February 28, 2023
Everyone struggles with obstacles and limits, whether self-imposed or external. It’s part of what makes us human. One of the great joys in life, especially in innovation, is figuring out how to creatively overcome those obstacles and limits and have our own “Eureka!” moment.
It takes courage to rethink conventional wisdom. But since the beginning of time, progress happens when people are courageous enough to rethink how things have always been done. Let’s explore how to rethink those limits that are holding us back, starting with a look at architecture and what it can teach us about overcoming limits.
Using steel to rethink low-rise buildings
Let’s travel back in time. In the late 1800s and early 1900s, wood and brick were the main construction materials for buildings. Wood was primarily used before the Industrial Revolution, but as cities grew and became more urbanized, wood carried a big risk of fire – this was the case with the Great Chicago Fire of 1871. With the massive innovations of the Industrial Revolution, builders used brick more often. Because it was much sturdier and more fireproof than wood, brick became the preferred choice for new buildings.
But there was a problem with using wood and brick: they couldn’t support anything taller than about three stories.
Enter renowned architect, Daniel Burnham. He’d worked on the World Exposition in Chicago, which gave it the nickname The White City. He had designed master plans for the cities of Chicago, Washington, DC, and Manila in the Philippines. But there was a difference between those commissions and the one he had before him – height.
The building had several obstacles Daniel needed to overcome: it was on a strange, triangular plot of land, and New York building codes required brick masonry. To top it off, strong winds blowing through the very urban area meant the building required a structure that could withstand enormous pressure.
Then, in 1901 a new building commissioner was appointed in New York, someone who was open to change. The commissioner was intrigued by the new use of steel frames used in construction and allowed them to be used in New York.
That one move paved the way for Daniel to make history.
Using the lighter, yet stronger steel skeleton for the triangular-shaped design, Daniel created a building that could withstand four times its weight in terms of windproofing. So even if the rest of the building blew down, the frame would still stand. That kind of strength also allowed Daniel to build up. Way up. Twenty-two stories up.
With a finished height of 307 feet (about the length of a football field turned on end), the iconic Flatiron Building was completed in 1902. Now, buildings could reach heights never imagined before. And the era of skyscrapers was born.
Nowhere to go but up (and down)
However, soon another three-story limit came into play. Even though architects like Daniel were willing to design taller and taller buildings, people weren’t willing to hike up all those flights of stairs on foot. This next perceived three-story limit was broken by the elevator.
But the elevator itself had its own three-story limit. It could only go up and down. And that created design challenges as skyscrapers got taller and taller. Elevators could only go so many stories, and then people would have to get off, go to another elevator, and continue their climb. In the meantime, other people found themselves impatiently waiting for elevators to come to their floor. Plus, from a real estate management perspective, they took up a lot of room.

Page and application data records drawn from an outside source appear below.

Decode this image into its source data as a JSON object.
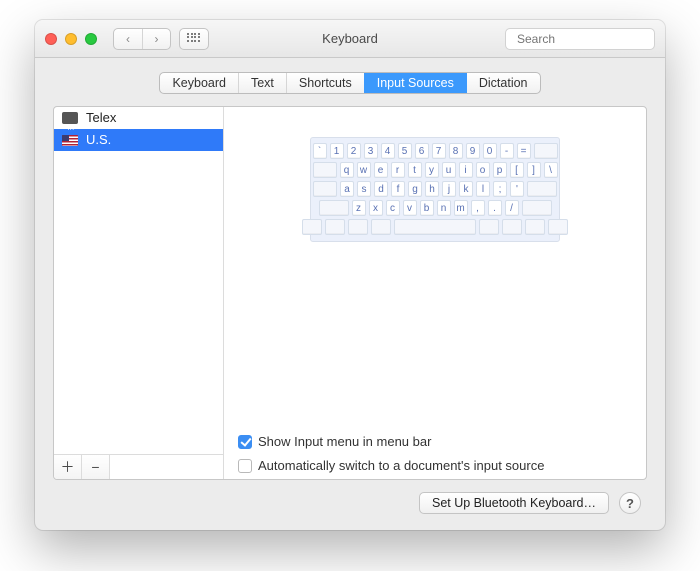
{
  "window": {
    "title": "Keyboard"
  },
  "toolbar": {
    "search_placeholder": "Search"
  },
  "tabs": [
    "Keyboard",
    "Text",
    "Shortcuts",
    "Input Sources",
    "Dictation"
  ],
  "selected_tab": 3,
  "input_sources": [
    {
      "name": "Telex",
      "icon": "vi-tx",
      "selected": false
    },
    {
      "name": "U.S.",
      "icon": "flag-us",
      "selected": true
    }
  ],
  "keyboard": {
    "rows": [
      [
        "`",
        "1",
        "2",
        "3",
        "4",
        "5",
        "6",
        "7",
        "8",
        "9",
        "0",
        "-",
        "="
      ],
      [
        "q",
        "w",
        "e",
        "r",
        "t",
        "y",
        "u",
        "i",
        "o",
        "p",
        "[",
        "]",
        "\\"
      ],
      [
        "a",
        "s",
        "d",
        "f",
        "g",
        "h",
        "j",
        "k",
        "l",
        ";",
        "'"
      ],
      [
        "z",
        "x",
        "c",
        "v",
        "b",
        "n",
        "m",
        ",",
        ".",
        "/"
      ]
    ]
  },
  "options": {
    "show_menu_label": "Show Input menu in menu bar",
    "show_menu_checked": true,
    "auto_switch_label": "Automatically switch to a document's input source",
    "auto_switch_checked": false
  },
  "footer": {
    "bluetooth_label": "Set Up Bluetooth Keyboard…",
    "help_label": "?"
  }
}
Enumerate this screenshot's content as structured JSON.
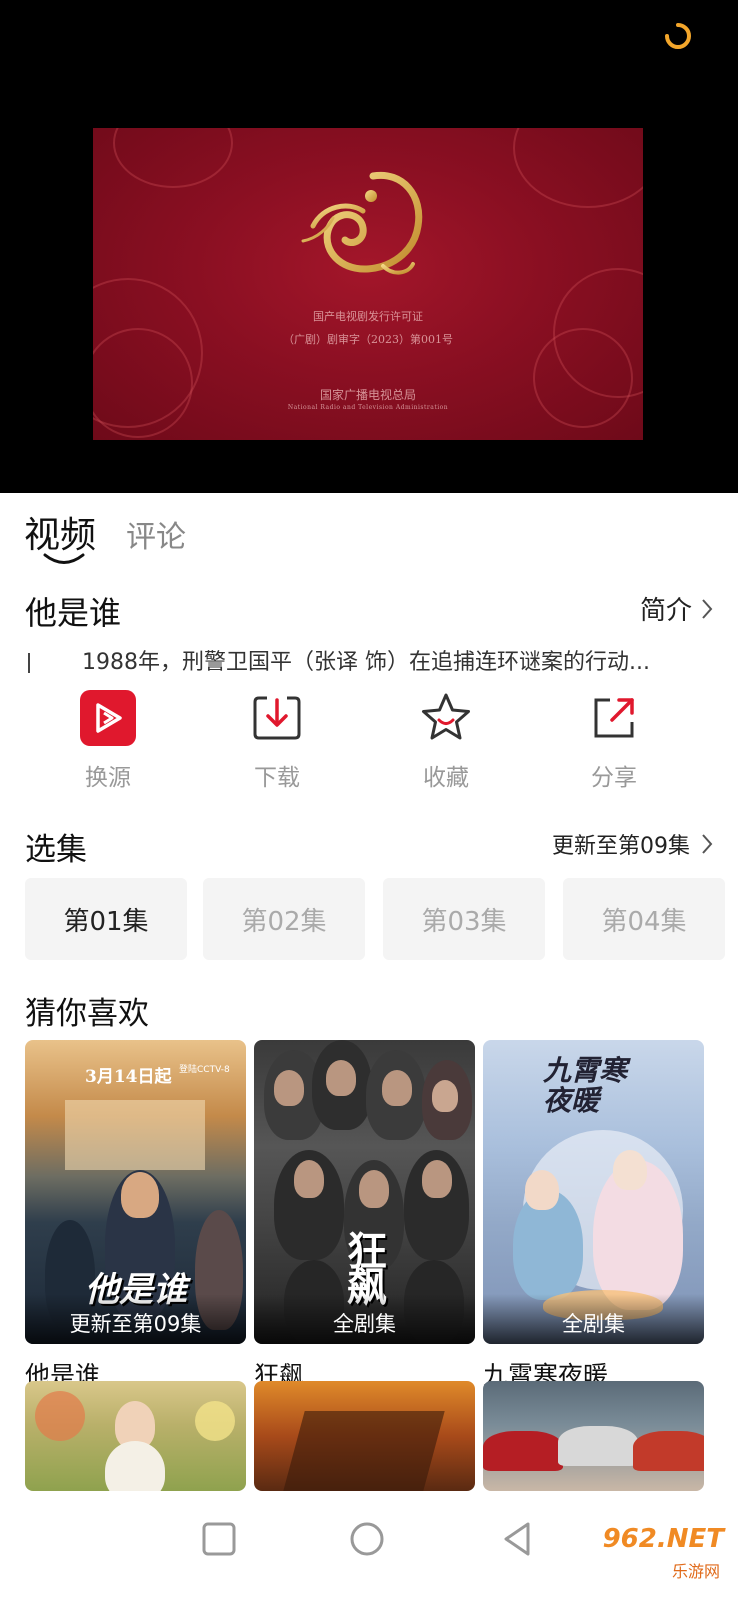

That is, until German elevator manufacturer ThyssenKrupp came up with the Multi. The Multi is an elevator that goes sideways, slideways, longways, and backways. The technology is based on that of a bullet train and it uses space more efficiently, there’s less waiting for elevators, and creates a better experience for people in skyscrapers.
But someday there will be something that comes along and breaks the three-story limit of the Multi.
What’s your three-story limit?
How does this relate back to you? Maybe, just like Daniel and the Flatiron Building, you’re seeing limits of what’s possible. That there’s a ceiling of how to respond to change in challenging times. Maybe there’s a perceived structural barrier getting in the way of your full potential. A limit that’s holding you back from elevating yourself to your highest possible performance. My question for you is…
What’s YOUR three-story limit? Maybe it’s:
A sales number that feels unachievable
Getting access to a target customer, or the true decision maker of a company
A supply chain issue
Not having enough hours in the day
Feeling that you don’t have the right experience, education, or title to do the things that you want to do
Remember that no matter your current situation, the three-story limit is only there until you decide one day that… it isn’t. And THAT’S when true innovation happens.